DATA LISTING Start Marker

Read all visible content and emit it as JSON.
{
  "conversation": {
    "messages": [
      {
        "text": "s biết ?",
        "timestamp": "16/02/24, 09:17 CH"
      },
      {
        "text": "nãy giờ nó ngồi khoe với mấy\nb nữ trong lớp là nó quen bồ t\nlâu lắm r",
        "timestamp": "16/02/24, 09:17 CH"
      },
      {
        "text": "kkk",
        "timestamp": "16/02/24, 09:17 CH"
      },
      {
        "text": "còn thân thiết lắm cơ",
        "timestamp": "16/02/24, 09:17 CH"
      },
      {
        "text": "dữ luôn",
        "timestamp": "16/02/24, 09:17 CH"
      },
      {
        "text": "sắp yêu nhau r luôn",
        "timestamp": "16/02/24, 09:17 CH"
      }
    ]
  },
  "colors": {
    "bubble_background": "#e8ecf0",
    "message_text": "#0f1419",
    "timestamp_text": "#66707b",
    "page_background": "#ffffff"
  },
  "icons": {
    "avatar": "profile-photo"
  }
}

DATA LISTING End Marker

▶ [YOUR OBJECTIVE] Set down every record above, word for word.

▶ [OUTPUT FOR THIS EXERCISE]
Read all visible content and emit it as JSON.
{
  "conversation": {
    "messages": [
      {
        "text": "s biết ?",
        "timestamp": "16/02/24, 09:17 CH"
      },
      {
        "text": "nãy giờ nó ngồi khoe với mấy\nb nữ trong lớp là nó quen bồ t\nlâu lắm r",
        "timestamp": "16/02/24, 09:17 CH"
      },
      {
        "text": "kkk",
        "timestamp": "16/02/24, 09:17 CH"
      },
      {
        "text": "còn thân thiết lắm cơ",
        "timestamp": "16/02/24, 09:17 CH"
      },
      {
        "text": "dữ luôn",
        "timestamp": "16/02/24, 09:17 CH"
      },
      {
        "text": "sắp yêu nhau r luôn",
        "timestamp": "16/02/24, 09:17 CH"
      }
    ]
  },
  "colors": {
    "bubble_background": "#e8ecf0",
    "message_text": "#0f1419",
    "timestamp_text": "#66707b",
    "page_background": "#ffffff"
  },
  "icons": {
    "avatar": "profile-photo"
  }
}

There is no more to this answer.